_YOUR GOAL_
The listing below must be repeated word for word, with its images excluded.

_RECORDS PROVIDED_

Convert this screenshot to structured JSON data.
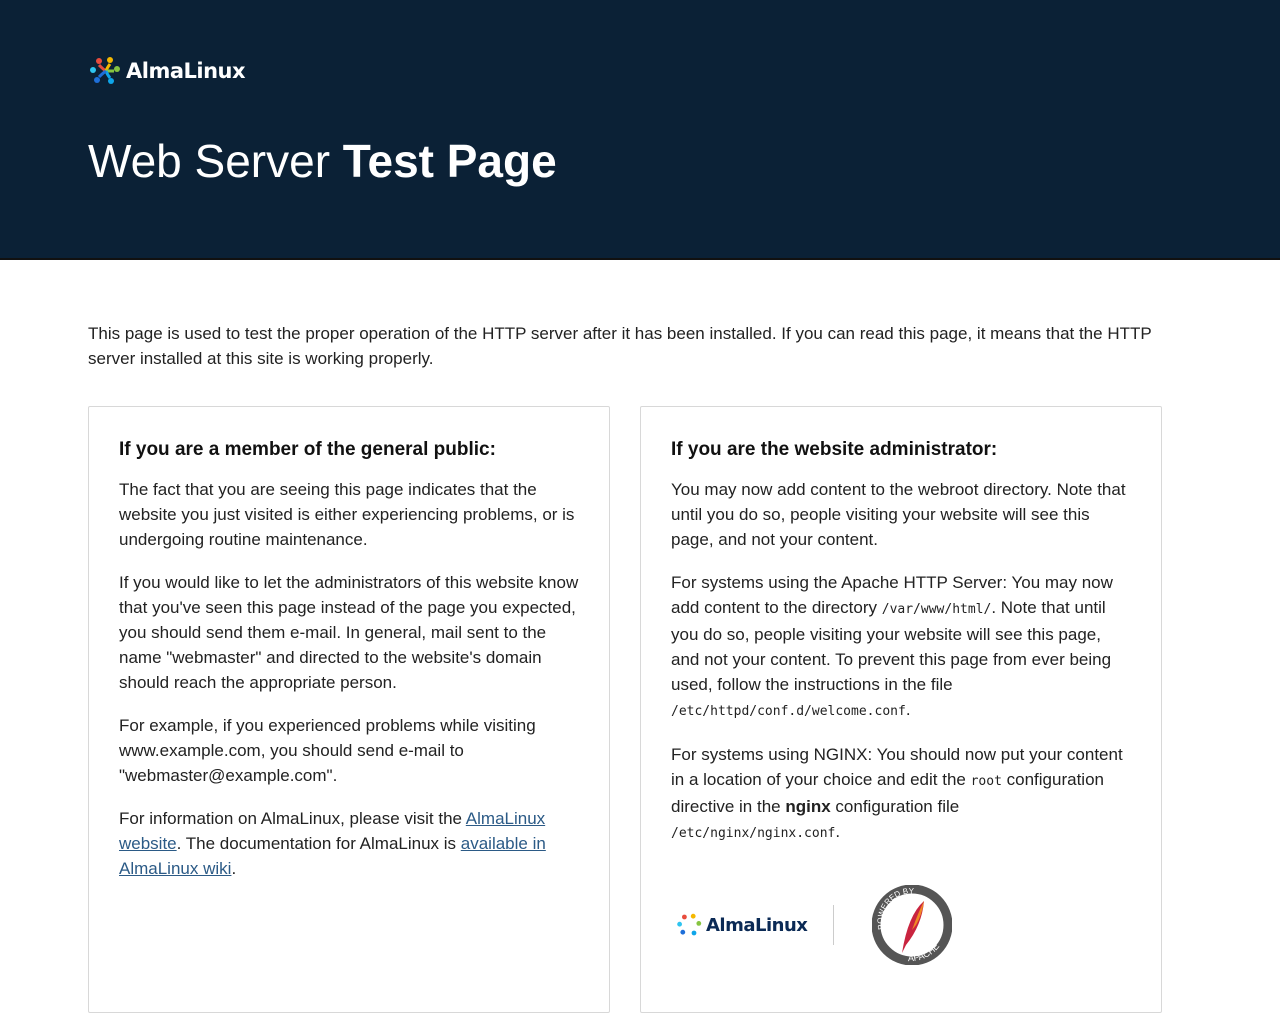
{
  "brand": {
    "name": "AlmaLinux"
  },
  "header": {
    "title_light": "Web Server ",
    "title_bold": "Test Page"
  },
  "intro": "This page is used to test the proper operation of the HTTP server after it has been installed. If you can read this page, it means that the HTTP server installed at this site is working properly.",
  "public": {
    "heading": "If you are a member of the general public:",
    "p1": "The fact that you are seeing this page indicates that the website you just visited is either experiencing problems, or is undergoing routine maintenance.",
    "p2": "If you would like to let the administrators of this website know that you've seen this page instead of the page you expected, you should send them e-mail. In general, mail sent to the name \"webmaster\" and directed to the website's domain should reach the appropriate person.",
    "p3": "For example, if you experienced problems while visiting www.example.com, you should send e-mail to \"webmaster@example.com\".",
    "p4_a": "For information on AlmaLinux, please visit the ",
    "p4_link1": "AlmaLinux website",
    "p4_b": ". The documentation for AlmaLinux is ",
    "p4_link2": "available in AlmaLinux wiki",
    "p4_c": "."
  },
  "admin": {
    "heading": "If you are the website administrator:",
    "p1": "You may now add content to the webroot directory. Note that until you do so, people visiting your website will see this page, and not your content.",
    "p2_a": "For systems using the Apache HTTP Server: You may now add content to the directory ",
    "p2_code1": "/var/www/html/",
    "p2_b": ". Note that until you do so, people visiting your website will see this page, and not your content. To prevent this page from ever being used, follow the instructions in the file ",
    "p2_code2": "/etc/httpd/conf.d/welcome.conf",
    "p2_c": ".",
    "p3_a": "For systems using NGINX: You should now put your content in a location of your choice and edit the ",
    "p3_code1": "root",
    "p3_b": " configuration directive in the ",
    "p3_bold": "nginx",
    "p3_c": " configuration file ",
    "p3_code2": "/etc/nginx/nginx.conf",
    "p3_d": ".",
    "badge_top": "POWERED BY",
    "badge_bottom": "APACHE"
  }
}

_FINISHED TASK_
Convert this screenshot to structured JSON data.
{
  "brand": {
    "name": "AlmaLinux"
  },
  "header": {
    "title_light": "Web Server ",
    "title_bold": "Test Page"
  },
  "intro": "This page is used to test the proper operation of the HTTP server after it has been installed. If you can read this page, it means that the HTTP server installed at this site is working properly.",
  "public": {
    "heading": "If you are a member of the general public:",
    "p1": "The fact that you are seeing this page indicates that the website you just visited is either experiencing problems, or is undergoing routine maintenance.",
    "p2": "If you would like to let the administrators of this website know that you've seen this page instead of the page you expected, you should send them e-mail. In general, mail sent to the name \"webmaster\" and directed to the website's domain should reach the appropriate person.",
    "p3": "For example, if you experienced problems while visiting www.example.com, you should send e-mail to \"webmaster@example.com\".",
    "p4_a": "For information on AlmaLinux, please visit the ",
    "p4_link1": "AlmaLinux website",
    "p4_b": ". The documentation for AlmaLinux is ",
    "p4_link2": "available in AlmaLinux wiki",
    "p4_c": "."
  },
  "admin": {
    "heading": "If you are the website administrator:",
    "p1": "You may now add content to the webroot directory. Note that until you do so, people visiting your website will see this page, and not your content.",
    "p2_a": "For systems using the Apache HTTP Server: You may now add content to the directory ",
    "p2_code1": "/var/www/html/",
    "p2_b": ". Note that until you do so, people visiting your website will see this page, and not your content. To prevent this page from ever being used, follow the instructions in the file ",
    "p2_code2": "/etc/httpd/conf.d/welcome.conf",
    "p2_c": ".",
    "p3_a": "For systems using NGINX: You should now put your content in a location of your choice and edit the ",
    "p3_code1": "root",
    "p3_b": " configuration directive in the ",
    "p3_bold": "nginx",
    "p3_c": " configuration file ",
    "p3_code2": "/etc/nginx/nginx.conf",
    "p3_d": ".",
    "badge_top": "POWERED BY",
    "badge_bottom": "APACHE"
  }
}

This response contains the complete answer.